DATA EXTRACTS:

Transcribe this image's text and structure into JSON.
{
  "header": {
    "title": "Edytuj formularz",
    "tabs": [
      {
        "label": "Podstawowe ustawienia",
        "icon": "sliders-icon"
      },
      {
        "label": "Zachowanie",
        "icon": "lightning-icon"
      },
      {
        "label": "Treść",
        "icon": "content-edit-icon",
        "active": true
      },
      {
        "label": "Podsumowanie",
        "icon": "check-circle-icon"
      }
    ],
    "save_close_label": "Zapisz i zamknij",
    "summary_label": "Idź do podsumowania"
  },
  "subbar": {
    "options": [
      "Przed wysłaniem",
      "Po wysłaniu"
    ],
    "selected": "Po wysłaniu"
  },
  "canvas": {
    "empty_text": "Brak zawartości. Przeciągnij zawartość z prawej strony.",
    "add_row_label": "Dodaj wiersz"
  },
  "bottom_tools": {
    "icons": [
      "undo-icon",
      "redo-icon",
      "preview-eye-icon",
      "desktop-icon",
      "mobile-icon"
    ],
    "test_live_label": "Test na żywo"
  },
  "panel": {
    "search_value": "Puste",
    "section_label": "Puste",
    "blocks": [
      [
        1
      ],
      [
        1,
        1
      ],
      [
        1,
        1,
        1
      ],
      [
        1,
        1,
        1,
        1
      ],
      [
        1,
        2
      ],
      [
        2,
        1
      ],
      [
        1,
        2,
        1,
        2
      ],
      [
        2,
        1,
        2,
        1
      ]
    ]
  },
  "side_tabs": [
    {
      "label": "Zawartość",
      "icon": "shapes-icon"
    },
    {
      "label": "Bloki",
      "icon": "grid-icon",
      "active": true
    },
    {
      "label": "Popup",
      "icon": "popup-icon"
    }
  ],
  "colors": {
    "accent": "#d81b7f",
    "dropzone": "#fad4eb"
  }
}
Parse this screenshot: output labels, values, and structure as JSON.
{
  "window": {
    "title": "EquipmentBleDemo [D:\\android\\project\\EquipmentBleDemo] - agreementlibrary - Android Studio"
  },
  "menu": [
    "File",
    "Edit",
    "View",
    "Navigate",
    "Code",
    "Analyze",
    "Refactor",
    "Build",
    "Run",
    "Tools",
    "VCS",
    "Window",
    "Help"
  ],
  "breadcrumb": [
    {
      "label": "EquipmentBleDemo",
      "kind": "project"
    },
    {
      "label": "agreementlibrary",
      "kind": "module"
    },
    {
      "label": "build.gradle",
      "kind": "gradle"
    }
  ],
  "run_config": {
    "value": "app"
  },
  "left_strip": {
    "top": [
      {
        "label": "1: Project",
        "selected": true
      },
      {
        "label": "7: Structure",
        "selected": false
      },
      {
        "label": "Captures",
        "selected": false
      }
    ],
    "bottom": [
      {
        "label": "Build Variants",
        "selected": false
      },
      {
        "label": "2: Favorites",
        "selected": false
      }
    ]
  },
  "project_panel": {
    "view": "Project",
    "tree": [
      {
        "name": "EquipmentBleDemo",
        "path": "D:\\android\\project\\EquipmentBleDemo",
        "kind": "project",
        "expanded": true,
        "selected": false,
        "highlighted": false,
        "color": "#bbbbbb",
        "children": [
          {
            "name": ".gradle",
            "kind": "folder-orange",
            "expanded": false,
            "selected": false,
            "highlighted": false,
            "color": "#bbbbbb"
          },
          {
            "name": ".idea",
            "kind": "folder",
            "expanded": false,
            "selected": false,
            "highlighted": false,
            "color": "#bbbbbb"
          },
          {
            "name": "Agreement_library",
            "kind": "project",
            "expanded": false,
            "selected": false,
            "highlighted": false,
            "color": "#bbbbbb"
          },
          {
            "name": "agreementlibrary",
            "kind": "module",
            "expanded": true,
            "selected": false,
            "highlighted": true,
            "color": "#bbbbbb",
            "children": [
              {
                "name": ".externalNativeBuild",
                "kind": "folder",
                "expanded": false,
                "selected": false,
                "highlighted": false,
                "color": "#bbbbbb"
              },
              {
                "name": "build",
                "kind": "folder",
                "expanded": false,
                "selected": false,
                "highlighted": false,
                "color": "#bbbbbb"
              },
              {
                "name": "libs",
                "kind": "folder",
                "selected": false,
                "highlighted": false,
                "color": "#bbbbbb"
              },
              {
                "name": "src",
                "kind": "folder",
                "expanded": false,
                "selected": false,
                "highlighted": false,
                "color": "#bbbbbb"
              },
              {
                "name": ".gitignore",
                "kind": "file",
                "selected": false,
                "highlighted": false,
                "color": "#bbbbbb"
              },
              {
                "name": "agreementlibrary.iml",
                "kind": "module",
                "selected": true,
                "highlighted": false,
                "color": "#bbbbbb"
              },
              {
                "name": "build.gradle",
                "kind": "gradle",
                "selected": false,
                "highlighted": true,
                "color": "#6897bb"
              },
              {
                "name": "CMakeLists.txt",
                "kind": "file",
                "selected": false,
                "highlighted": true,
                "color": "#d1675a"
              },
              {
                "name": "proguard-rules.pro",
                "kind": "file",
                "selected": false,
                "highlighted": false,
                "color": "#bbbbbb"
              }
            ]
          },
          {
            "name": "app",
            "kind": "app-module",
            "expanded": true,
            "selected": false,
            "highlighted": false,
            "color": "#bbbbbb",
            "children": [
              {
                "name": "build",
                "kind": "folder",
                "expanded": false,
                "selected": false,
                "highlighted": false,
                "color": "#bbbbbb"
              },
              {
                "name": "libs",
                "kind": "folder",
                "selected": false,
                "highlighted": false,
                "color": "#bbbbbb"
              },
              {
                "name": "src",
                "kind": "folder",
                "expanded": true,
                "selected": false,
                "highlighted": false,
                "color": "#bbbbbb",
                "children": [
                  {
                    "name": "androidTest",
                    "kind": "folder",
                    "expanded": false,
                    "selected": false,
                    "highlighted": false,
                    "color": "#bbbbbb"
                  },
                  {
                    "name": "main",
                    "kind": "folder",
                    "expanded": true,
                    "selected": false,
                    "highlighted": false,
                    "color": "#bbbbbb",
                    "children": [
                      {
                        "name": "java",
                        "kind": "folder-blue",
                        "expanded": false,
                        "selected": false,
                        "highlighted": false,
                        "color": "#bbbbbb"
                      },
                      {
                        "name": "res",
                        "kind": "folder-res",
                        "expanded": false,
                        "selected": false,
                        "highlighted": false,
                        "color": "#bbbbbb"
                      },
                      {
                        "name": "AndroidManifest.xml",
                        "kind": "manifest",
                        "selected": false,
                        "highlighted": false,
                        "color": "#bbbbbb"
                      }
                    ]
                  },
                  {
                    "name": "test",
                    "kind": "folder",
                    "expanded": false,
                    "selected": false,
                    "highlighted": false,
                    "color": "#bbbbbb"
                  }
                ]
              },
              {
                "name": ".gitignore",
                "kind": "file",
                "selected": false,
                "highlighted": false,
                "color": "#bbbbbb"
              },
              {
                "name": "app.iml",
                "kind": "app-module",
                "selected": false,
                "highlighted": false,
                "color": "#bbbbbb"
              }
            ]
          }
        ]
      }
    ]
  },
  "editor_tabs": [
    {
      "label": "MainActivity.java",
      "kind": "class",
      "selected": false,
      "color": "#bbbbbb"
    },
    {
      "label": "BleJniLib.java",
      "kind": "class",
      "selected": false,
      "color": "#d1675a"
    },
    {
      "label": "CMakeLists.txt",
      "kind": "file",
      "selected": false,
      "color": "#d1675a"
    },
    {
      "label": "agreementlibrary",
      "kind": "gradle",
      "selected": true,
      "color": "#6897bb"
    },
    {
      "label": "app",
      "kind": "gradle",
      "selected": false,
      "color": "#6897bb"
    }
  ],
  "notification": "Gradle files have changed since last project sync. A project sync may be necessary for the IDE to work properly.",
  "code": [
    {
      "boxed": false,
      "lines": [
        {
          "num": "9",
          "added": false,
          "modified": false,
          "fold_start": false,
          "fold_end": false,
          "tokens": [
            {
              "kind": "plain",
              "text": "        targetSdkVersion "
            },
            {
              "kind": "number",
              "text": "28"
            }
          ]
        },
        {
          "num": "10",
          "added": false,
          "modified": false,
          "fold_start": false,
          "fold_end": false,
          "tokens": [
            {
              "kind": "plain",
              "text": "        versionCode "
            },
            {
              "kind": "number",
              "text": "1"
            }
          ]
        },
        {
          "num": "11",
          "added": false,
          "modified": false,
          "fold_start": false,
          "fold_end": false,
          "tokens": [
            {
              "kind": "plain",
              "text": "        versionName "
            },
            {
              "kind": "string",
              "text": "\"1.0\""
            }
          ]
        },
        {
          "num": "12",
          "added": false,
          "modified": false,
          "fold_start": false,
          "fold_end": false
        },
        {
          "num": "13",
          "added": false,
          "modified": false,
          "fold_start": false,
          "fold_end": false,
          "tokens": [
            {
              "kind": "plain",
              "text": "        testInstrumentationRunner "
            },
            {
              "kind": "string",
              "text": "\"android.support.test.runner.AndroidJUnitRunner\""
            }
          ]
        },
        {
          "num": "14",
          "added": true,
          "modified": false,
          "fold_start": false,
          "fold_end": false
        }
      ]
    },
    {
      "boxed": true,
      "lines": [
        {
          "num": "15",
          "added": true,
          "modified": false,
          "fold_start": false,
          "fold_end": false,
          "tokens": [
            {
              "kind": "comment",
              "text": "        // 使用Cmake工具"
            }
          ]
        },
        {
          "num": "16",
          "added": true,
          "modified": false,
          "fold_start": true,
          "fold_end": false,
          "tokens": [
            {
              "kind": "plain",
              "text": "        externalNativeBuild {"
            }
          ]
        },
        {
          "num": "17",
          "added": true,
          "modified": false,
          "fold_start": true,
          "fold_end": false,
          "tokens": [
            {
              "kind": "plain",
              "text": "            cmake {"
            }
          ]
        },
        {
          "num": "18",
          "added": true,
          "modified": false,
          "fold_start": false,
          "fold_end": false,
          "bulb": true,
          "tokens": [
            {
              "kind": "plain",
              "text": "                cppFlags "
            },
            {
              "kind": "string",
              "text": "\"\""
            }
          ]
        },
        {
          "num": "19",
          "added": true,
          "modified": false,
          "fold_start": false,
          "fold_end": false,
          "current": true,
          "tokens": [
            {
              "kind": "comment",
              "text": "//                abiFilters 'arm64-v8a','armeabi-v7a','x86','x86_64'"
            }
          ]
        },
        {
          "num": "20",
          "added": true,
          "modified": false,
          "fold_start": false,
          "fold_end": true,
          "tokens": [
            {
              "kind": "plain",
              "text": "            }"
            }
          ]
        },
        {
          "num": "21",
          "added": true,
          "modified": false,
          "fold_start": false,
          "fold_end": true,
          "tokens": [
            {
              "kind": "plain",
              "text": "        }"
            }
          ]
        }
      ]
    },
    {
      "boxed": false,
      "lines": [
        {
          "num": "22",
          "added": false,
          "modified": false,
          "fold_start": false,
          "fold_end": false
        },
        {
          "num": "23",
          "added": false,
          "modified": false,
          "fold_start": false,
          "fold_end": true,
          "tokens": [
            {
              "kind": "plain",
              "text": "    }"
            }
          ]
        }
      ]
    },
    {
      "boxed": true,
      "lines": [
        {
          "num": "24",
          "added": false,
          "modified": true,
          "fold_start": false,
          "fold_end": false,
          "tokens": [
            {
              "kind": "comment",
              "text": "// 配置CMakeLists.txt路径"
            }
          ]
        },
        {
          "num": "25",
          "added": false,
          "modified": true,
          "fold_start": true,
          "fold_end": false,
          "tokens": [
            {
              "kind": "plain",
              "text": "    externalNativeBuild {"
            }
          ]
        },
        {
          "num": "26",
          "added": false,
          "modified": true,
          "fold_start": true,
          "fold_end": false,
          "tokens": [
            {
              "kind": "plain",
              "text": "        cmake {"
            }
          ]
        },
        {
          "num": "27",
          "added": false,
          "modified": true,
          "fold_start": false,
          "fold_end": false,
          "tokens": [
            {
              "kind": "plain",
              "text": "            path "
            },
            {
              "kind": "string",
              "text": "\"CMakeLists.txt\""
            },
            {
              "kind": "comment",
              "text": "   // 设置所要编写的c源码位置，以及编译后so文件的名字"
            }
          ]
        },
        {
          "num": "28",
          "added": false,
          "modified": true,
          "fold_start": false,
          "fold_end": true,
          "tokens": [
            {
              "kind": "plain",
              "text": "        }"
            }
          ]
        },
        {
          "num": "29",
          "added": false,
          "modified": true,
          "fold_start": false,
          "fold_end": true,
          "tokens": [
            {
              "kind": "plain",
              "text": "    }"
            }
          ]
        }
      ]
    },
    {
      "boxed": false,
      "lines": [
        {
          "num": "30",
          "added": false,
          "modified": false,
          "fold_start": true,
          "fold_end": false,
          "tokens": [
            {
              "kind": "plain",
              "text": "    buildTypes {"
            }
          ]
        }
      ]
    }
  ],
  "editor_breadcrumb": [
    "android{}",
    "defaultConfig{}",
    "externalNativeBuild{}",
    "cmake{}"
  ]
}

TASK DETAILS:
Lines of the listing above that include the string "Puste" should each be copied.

FINISHED TASK:
    "search_value": "Puste",
    "section_label": "Puste",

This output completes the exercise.